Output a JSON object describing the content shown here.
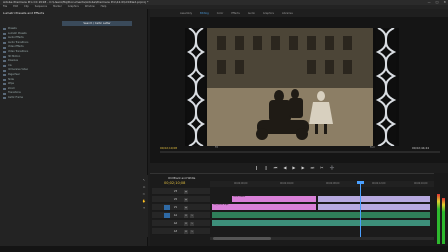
{
  "window": {
    "title": "Adobe Premiere Pro CC 2018 - C:\\Users\\ftq\\Documents\\Adobe\\Premiere Pro\\12.0\\Untitled.prproj *",
    "controls": [
      "—",
      "□",
      "✕"
    ]
  },
  "menu": [
    "File",
    "Edit",
    "Clip",
    "Sequence",
    "Marker",
    "Graphics",
    "Window",
    "Help"
  ],
  "workspaces": {
    "items": [
      "Assembly",
      "Editing",
      "Color",
      "Effects",
      "Audio",
      "Graphics",
      "Libraries"
    ],
    "active_index": 1
  },
  "effects_panel": {
    "title": "Lumetri Presets and Effects",
    "header": "Search / Celtic Letter",
    "items": [
      "Presets",
      "Lumetri Presets",
      "Audio Effects",
      "Audio Transitions",
      "Video Effects",
      "Video Transitions",
      "3D Motion",
      "Dissolve",
      "Iris",
      "Immersive Video",
      "Page Peel",
      "Slide",
      "Wipe",
      "Zoom",
      "Transitions",
      "Celtic Frame"
    ]
  },
  "program_monitor": {
    "timecode_left": "00;02;10;08",
    "fit": "Fit",
    "quality": "Full",
    "timecode_right": "00;02;44;24"
  },
  "transport": [
    "❙",
    "❙",
    "⏮",
    "◀",
    "▶",
    "▶",
    "⏭",
    "✂",
    "➕"
  ],
  "timeline": {
    "sequence_name": "Old Black and White",
    "timecode": "00;02;10;08",
    "ruler": [
      "00;02;00;00",
      "00;02;04;00",
      "00;02;08;00",
      "00;02;12;00",
      "00;02;16;00"
    ],
    "tracks": [
      {
        "name": "V3",
        "kind": "video"
      },
      {
        "name": "V2",
        "kind": "video"
      },
      {
        "name": "V1",
        "kind": "video"
      },
      {
        "name": "A1",
        "kind": "audio"
      },
      {
        "name": "A2",
        "kind": "audio"
      },
      {
        "name": "A3",
        "kind": "audio"
      }
    ],
    "clips": [
      {
        "label": "Celtic frame",
        "track": "V2",
        "color": "#d980d8"
      },
      {
        "label": "Old_scene.mp4",
        "track": "V1",
        "color": "#b7a9df"
      },
      {
        "label": "",
        "track": "A1",
        "color": "#2f7f5a"
      },
      {
        "label": "",
        "track": "A2",
        "color": "#3d8f7a"
      }
    ],
    "track_buttons": [
      "M",
      "S"
    ]
  },
  "tools": [
    "↖",
    "⇔",
    "✂",
    "✋",
    "T"
  ],
  "colors": {
    "timecode": "#e8c341",
    "playhead": "#4aa0ff",
    "accent": "#4a9de0"
  }
}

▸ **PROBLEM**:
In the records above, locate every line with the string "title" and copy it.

▸ **EXERCISE ANSWER**:
    "title": "Adobe Premiere Pro CC 2018 - C:\\Users\\ftq\\Documents\\Adobe\\Premiere Pro\\12.0\\Untitled.prproj *",
    "title": "Lumetri Presets and Effects",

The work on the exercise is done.